That’s in the comic books and in Hollywood.
I know the real Superman.
He was once my next-door neighbor.
Like Clark Kent, he’s a reporter and a good one. When he drops by my office, he’s usually wearing a sports coat, sans tie. In our 40 years of friendship, I’ve never seen him in a skin-tight red and blue getup. And if he has x-ray vision, he disguises that super power by propping bifocals on his nose.
How do I know he’s Superman?
He’s the man.
Here’s the proof.
As editor of his college newspaper, The Red & Black, he crafted his writing skills. With a crisp University of Georgia diploma, he went home to begin his career. He joined the feisty staff of The Columbus Ledger-Enquirer, the one that won a Pulitzer Prize by beaming sunshine into the shady side of Phenix City, Ala., also known back then as “the most corrupt city in America.” (I recommend you read The Tragedy and the Triumph of Phenix City, Alabama by Margaret Anne Barnes.)
If he or any of the other reporters could fly, they didn’t know it. Instead, they treaded across the Chattahoochee River Bridge in their Hush Puppies, toting note pads and cameras. The late Claude McBride was among those award-winning journalists.
During that 1950s era, a crime-busting prosecutor was assassinated, as the gambling, prostitution and whiskey toughs fought back. Once, I asked Claude, then the chaplain of the Georgia Bulldog football team, why he became a minister. “One night,” he said, “I stepped out the back door of the newspaper, and I felt a gun in my back. The thug said I better never write another word about Phenix City. Right then, I heard the Lord calling.”
In a daring plunge, my friend, Superman, quit his assistant editor’s job on the big city daily for another reason. He launched a weekly newspaper, The Phenix Citizen, inside the enemy lines. He survived, physically and financially, but that’s not the heroics that proved my once-upon-a-time neighbor is Superman.

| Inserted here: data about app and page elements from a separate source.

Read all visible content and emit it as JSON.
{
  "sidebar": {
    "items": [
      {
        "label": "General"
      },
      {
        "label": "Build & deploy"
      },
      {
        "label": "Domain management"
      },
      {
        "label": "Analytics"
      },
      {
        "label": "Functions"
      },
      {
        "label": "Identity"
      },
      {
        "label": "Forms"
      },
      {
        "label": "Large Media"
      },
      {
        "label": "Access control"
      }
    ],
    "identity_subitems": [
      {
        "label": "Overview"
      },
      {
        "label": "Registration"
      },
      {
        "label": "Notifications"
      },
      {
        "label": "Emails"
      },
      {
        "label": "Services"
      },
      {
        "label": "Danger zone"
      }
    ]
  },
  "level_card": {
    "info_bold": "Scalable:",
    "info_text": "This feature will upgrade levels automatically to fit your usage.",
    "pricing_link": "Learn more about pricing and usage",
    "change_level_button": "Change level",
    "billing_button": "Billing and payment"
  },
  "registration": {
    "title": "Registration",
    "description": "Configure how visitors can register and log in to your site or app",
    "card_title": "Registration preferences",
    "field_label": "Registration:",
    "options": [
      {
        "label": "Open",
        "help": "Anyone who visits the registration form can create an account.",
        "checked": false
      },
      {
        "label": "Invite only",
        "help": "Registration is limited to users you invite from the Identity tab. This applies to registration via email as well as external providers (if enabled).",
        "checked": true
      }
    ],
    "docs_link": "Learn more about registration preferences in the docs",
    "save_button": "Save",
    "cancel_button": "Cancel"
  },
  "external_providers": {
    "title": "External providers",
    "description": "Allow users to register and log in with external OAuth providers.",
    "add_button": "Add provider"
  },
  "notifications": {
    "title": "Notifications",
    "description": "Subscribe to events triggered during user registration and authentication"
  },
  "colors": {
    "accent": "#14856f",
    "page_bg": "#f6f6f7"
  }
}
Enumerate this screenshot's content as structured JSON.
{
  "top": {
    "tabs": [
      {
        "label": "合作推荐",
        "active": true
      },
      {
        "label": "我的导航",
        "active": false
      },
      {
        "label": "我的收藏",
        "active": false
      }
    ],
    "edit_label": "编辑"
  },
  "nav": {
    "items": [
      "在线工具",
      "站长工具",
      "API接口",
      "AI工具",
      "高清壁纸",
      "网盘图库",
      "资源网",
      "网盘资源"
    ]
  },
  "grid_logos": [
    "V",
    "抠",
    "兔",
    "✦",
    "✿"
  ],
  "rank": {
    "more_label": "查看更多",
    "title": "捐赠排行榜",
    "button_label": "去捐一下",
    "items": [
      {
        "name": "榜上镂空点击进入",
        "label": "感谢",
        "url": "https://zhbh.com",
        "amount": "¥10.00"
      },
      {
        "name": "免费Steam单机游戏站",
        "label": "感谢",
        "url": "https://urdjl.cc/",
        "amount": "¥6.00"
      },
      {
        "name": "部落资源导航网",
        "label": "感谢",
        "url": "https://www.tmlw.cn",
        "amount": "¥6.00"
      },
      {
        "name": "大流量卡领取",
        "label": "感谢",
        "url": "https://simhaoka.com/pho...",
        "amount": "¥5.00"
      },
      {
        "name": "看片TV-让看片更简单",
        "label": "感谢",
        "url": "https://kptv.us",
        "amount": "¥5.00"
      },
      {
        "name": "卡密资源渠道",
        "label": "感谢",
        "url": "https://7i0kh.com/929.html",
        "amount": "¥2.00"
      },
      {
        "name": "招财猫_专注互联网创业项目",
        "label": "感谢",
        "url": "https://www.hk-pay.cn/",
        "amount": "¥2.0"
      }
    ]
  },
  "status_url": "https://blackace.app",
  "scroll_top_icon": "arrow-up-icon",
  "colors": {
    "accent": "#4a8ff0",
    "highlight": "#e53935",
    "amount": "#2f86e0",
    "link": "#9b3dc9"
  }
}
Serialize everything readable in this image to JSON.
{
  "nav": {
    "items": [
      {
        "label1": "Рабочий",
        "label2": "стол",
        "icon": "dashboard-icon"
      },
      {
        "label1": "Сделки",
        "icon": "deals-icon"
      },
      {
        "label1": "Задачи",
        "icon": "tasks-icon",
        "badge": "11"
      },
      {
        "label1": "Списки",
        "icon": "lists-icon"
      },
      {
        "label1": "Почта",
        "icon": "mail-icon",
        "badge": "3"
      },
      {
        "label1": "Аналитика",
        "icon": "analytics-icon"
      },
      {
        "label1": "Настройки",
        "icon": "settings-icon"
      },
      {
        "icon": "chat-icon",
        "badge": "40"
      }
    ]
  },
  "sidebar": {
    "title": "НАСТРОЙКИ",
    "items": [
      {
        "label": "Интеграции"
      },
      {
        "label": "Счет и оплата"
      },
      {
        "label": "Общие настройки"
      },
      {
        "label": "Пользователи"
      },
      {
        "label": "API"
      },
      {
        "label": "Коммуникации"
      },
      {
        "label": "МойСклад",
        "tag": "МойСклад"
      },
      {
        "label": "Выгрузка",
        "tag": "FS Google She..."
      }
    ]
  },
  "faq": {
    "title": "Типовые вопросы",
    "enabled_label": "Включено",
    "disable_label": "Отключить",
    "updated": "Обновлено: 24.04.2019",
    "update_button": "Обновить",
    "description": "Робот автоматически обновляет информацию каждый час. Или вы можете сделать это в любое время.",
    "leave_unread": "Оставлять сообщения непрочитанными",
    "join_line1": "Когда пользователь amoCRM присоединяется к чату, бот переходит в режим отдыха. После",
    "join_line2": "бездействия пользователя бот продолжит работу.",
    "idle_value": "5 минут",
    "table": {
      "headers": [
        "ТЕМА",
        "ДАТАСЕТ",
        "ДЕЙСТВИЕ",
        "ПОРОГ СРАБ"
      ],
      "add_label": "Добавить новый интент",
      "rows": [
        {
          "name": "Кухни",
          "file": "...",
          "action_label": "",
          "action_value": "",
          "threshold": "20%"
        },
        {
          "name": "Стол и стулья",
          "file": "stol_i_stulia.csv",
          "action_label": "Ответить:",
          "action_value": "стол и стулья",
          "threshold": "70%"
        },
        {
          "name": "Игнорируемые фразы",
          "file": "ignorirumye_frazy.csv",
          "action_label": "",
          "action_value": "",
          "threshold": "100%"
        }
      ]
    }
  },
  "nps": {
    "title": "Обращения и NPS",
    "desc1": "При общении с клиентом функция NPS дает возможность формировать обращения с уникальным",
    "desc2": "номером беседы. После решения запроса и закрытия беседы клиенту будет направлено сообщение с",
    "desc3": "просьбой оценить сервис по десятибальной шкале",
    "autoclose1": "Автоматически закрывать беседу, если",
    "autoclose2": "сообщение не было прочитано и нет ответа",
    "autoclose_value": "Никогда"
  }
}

Even Lex Luthor would agree that this is more amazing than flying faster than a speeding bullet, being more powerful than a locomotive or able to leap tall buildings in a single bound.
Imagine this: Superman lived in a two-bedroom house with one bathroom. He not only resided there with his wife, but eventually her mother, her mother’s mother and his mother. Count them—one, two, three, four women under his roof!
Gasp, “This is a job for Superman!”
George Burns joked, “Happiness is a large, loving family—200 miles away in another town.”
Despite cramped quarters, happiness reigned at 1117 West Lindsey Drive in Columbus. Most grooms would choke repeating the “for better or worse” portion of the vow if they knew two mothers-in-law and a grandmother were part of the wedding package. But wait—there’s more.
The stork dropped by, three different times, delivering Jim, Kathy and Laura.
Because the house started to get a little crowded, they moved—all of them.
When Millard and Charlotte celebrated their 44th wedding anniversary in 1998, his mother-in-law was still living with them. And the courtly lady was there until she died at 93.
Do the math.
Charlotte’s mother: 41 years.
Millard’s mother: 16 years.
Grandmother: 10 years.
When I did the math in 2004, counting the 50 years that Millard had lived with Charlotte, the grand total of women years was 117. And that didn’t include the years their daughters, Kathy and Laura, were at home.
“And I never heard him complain,” said his genteel wife, Charlotte. “Not even once. He’s such an honorable man.”
If that doesn’t make Millard Grimes the real Superman, I’ll eat my computer, coated in kryptonite.